Eminent domain entered the awareness of many Americans with the recent U.S. Supreme Court case Kelo v. New London. Across the political spectrum, people were outraged when the Court majority said that a local government may transfer property from one private party to another under the “public use” clause of the Constitution, for the sake of “economic development.”
Carla T. Main–who in the past, as a lawyer, has represented the condemning authorities in eminent domain cases–examines how property rights in America have come to be so weak, tracing the history of eminent domain from the Revolutionary War to the Kelo case. But the heart of Bulldozed is a story of how eminent domain has affected an American family and the small-town community where they have lived and worked for decades.
In the 1940s, Pappy and Isabel Gore established a shrimp processing plant in Freeport, Texas. Three generations of Gores built Western Seafood into a thriving business that stood up to fierce competition and market flux. But Freeport was struggling, and city officials decided that a private yacht marina on the Old Brazos River might save it. They would use eminent domain to take the Gores’ waterfront property and hand it over to the developer, an heir of a legendary Texas oil family, in a risky sweetheart deal.
For three years, the Gores resisted the taking with every ounce of strength they had. Around them, the fabric of the community unraveled as friends and neighbors took sides.

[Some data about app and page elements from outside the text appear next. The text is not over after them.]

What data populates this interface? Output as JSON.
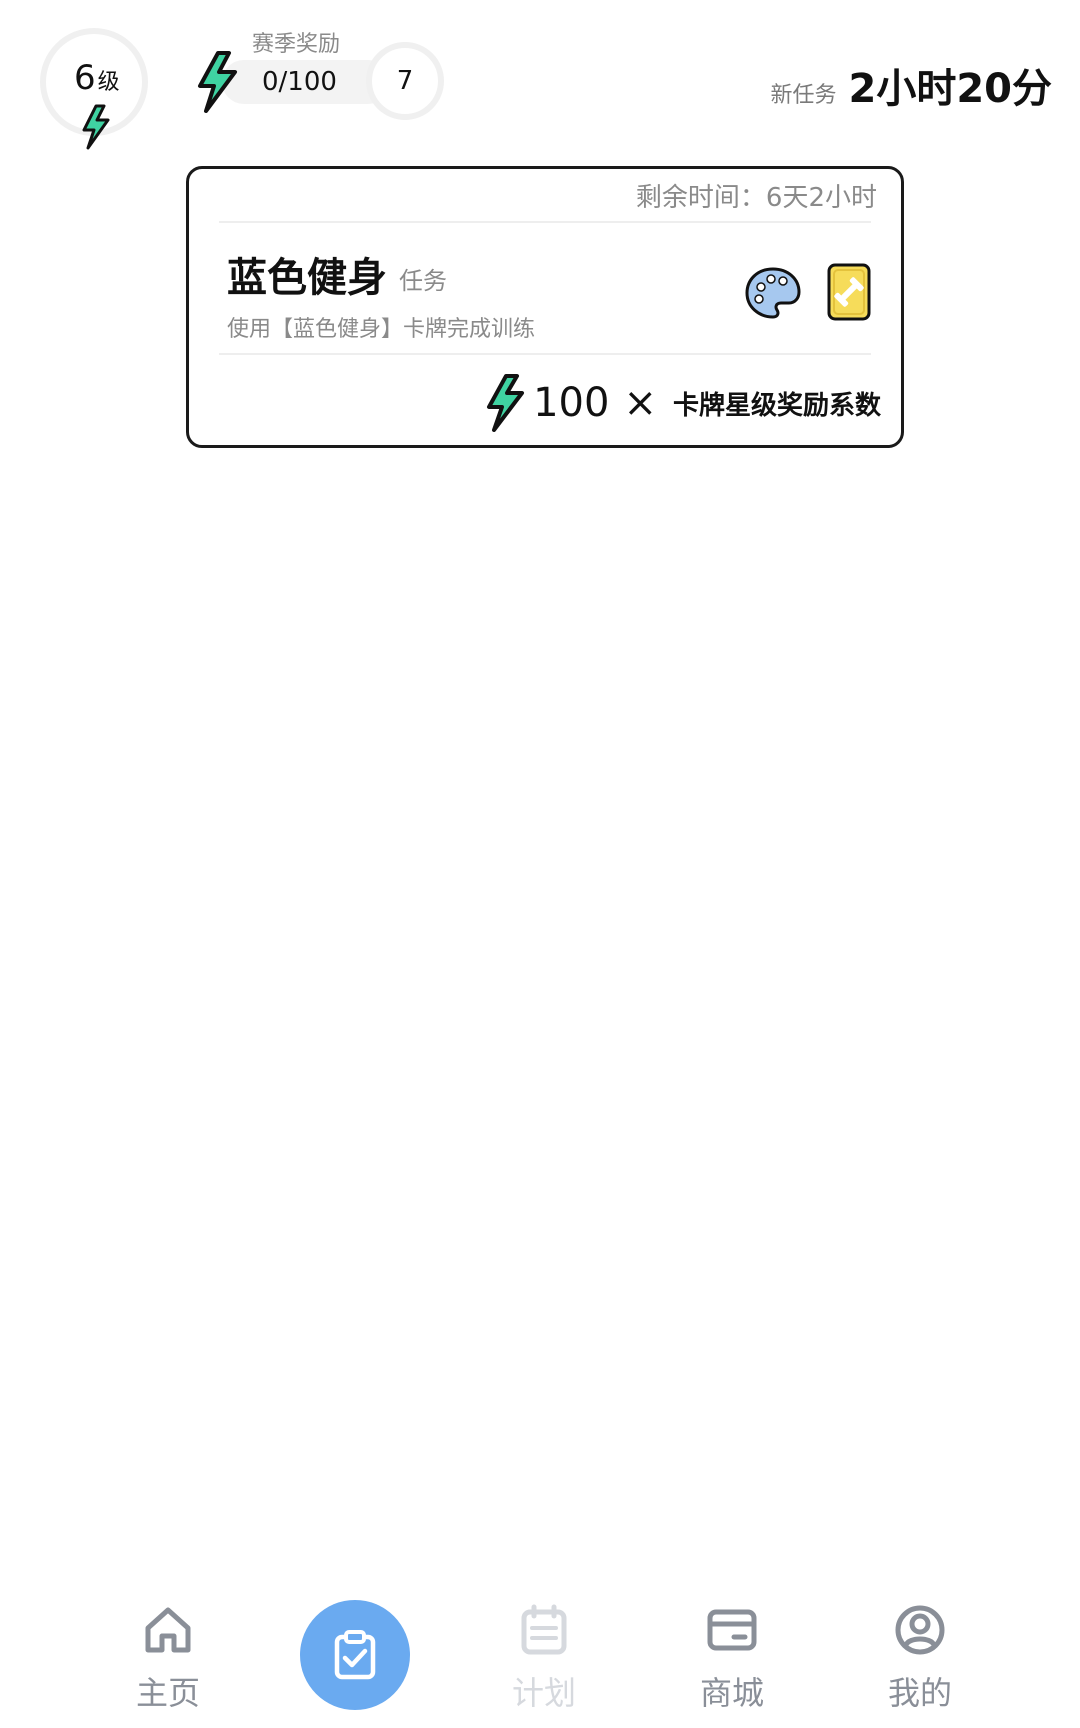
{
  "header": {
    "level": "6",
    "level_unit": "级",
    "season": {
      "label": "赛季奖励",
      "progress": "0/100",
      "next_level": "7"
    },
    "new_task": {
      "label": "新任务",
      "time": "2小时20分"
    }
  },
  "task_card": {
    "remaining": "剩余时间：6天2小时",
    "title": "蓝色健身",
    "tag": "任务",
    "description": "使用【蓝色健身】卡牌完成训练",
    "reward": {
      "amount": "100",
      "multiplier": "×",
      "factor_label": "卡牌星级奖励系数"
    }
  },
  "bottom_nav": {
    "items": [
      {
        "label": "主页",
        "icon": "home-icon"
      },
      {
        "label": "",
        "icon": "clipboard-check-icon"
      },
      {
        "label": "计划",
        "icon": "calendar-icon"
      },
      {
        "label": "商城",
        "icon": "card-icon"
      },
      {
        "label": "我的",
        "icon": "user-icon"
      }
    ]
  },
  "colors": {
    "bolt_green": "#3fd3a2",
    "nav_active_bg": "#6aaaf0",
    "nav_gray": "#8a8f98",
    "nav_disabled": "#d6d9de",
    "card_yellow": "#f6dc5a",
    "palette_blue": "#a6c8ef"
  }
}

Bulldozed vividly recounts the Gores’ fight with city hall, and at the same time ponders larger questions of what property rights mean today and who among us is entitled to hold on to the American Dream.